In Part 1, I introduced this series with a moving metaphor. I compared the importance of having a data retention strategy to the opportunity my recent move provided me to sell, donate or throw away stuff I no longer use.
Without question, organizations now collect, store, process, manage, analyze and govern more data than ever before. Yet while enterprises have numerous processes for maintaining data, few have processes for removing unused or unnecessary data. An additional complication is dealing with copies (i.e., data silos). That's especially an issue when copies of enterprise data are customized for a specific application or analysis, or to satisfy the needs of a tactical project or strategic initiative. Even though this customized data often becomes obsolesced after the conclusion (or abandonment) of its project or initiative, it continues to be retained and maintained.

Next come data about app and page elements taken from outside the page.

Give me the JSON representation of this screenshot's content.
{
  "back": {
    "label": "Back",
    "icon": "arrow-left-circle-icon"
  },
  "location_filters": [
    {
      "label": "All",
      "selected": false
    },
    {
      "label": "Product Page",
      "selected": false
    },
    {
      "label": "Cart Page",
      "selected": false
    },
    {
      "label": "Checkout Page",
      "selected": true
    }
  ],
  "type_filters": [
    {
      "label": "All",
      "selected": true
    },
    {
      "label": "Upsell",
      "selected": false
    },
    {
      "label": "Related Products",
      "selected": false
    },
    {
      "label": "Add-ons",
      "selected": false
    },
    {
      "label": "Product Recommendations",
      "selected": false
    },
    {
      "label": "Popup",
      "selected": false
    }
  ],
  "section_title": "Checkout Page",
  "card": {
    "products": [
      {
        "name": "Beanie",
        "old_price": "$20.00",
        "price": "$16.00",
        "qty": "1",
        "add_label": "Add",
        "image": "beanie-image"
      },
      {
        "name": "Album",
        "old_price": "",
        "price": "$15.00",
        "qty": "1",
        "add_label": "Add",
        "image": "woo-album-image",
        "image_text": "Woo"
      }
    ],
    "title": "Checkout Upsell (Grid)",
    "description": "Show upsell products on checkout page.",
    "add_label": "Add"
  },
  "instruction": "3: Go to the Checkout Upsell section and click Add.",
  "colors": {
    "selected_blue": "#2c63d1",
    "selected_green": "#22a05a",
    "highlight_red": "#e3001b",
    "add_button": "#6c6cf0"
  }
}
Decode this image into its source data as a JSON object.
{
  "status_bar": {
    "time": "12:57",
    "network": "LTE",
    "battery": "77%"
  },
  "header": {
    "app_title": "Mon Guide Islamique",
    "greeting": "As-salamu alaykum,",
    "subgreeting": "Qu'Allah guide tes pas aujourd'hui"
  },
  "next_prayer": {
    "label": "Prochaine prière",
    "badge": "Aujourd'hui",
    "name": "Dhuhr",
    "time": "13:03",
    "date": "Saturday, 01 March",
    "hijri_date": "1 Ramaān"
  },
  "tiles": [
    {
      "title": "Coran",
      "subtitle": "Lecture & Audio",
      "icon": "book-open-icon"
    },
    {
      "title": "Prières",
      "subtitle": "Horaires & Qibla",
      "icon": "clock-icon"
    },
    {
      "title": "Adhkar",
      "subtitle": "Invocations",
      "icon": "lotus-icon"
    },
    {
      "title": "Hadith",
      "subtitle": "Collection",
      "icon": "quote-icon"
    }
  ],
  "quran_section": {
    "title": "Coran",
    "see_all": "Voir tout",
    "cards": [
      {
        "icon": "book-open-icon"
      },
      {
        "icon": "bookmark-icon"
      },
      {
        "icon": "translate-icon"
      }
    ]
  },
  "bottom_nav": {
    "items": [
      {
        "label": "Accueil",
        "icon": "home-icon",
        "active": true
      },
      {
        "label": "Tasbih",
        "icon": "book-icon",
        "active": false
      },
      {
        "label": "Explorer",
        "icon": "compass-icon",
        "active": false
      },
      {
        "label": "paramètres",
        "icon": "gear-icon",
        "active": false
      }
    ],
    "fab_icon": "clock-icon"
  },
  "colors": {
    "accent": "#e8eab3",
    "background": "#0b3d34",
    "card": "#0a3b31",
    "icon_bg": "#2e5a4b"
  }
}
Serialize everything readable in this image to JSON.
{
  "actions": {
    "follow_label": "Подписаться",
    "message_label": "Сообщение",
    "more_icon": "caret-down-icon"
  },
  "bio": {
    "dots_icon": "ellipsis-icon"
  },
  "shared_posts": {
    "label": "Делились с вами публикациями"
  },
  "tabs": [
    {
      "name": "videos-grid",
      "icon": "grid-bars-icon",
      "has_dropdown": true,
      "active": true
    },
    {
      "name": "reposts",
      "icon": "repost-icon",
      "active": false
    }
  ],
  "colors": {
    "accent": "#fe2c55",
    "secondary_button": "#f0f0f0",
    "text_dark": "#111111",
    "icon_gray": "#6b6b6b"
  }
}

A data retention strategy has to strike a delicate balance between the desire to archive or delete unused data and the need to keep certain data for legal discovery or risk mitigation. Data privacy concerns about data retention are a key driver behind new regulatory compliance legislation, such as GDPR. I have recently received email notifications from my search engine, social media, website hosting, blogging and other service providers regarding policy changes being implemented for GDPR. These include transparency about what data is collected, restrictions on how data is used, and user-customizable time limits on how long data is retained, after which it’s automatically deleted.
Lack of a data retention strategy promotes data hoarding. For example, in the US we recently completed our income tax returns. Some people hoard boxes of printed receipts for everything in hopes of using them to itemize tax deductions. Most of those receipts are discarded as irrelevant during tax preparation, but they're sometimes retained due to fears of a future tax audit. Unfortunately, defaulting to data hoarding can make it nearly impossible to find the data you need.
Take an organized approach to data retention
A more selective and organized approach would be to use predictive analytics on incoming data – and metadata management to tag relevant data with high-level categories and applicable date ranges. To extend my tax preparation analogy, I know that only expenses and earnings from January 1, 2017 through December 31, 2017 are applicable for my 2017 tax return. I also know that some categories of expenses are not tax-deductible, and usable tax deductions only fall into a few categories. Due to its sensitive and personally identifying nature, I also want to mask or encrypt most of this data. This approach would both minimize and secure the data I retain and keep it organized enough throughout the year so that I can easily find what I need when preparing my taxes. And after I submit my tax return, I could archive the detailed data and just retain the summaries used to complete it, masking any sensitive data such as my tax identification number.
As a general guideline, an effective data retention strategy should detail what data should be retained and who can access it. It should also determine whether the data is sensitive enough to require masking or encryption, how long the data should be retained, and the archival or removal procedures to use when the data retention period has expired.Download a white paper about using SAS to protect personal data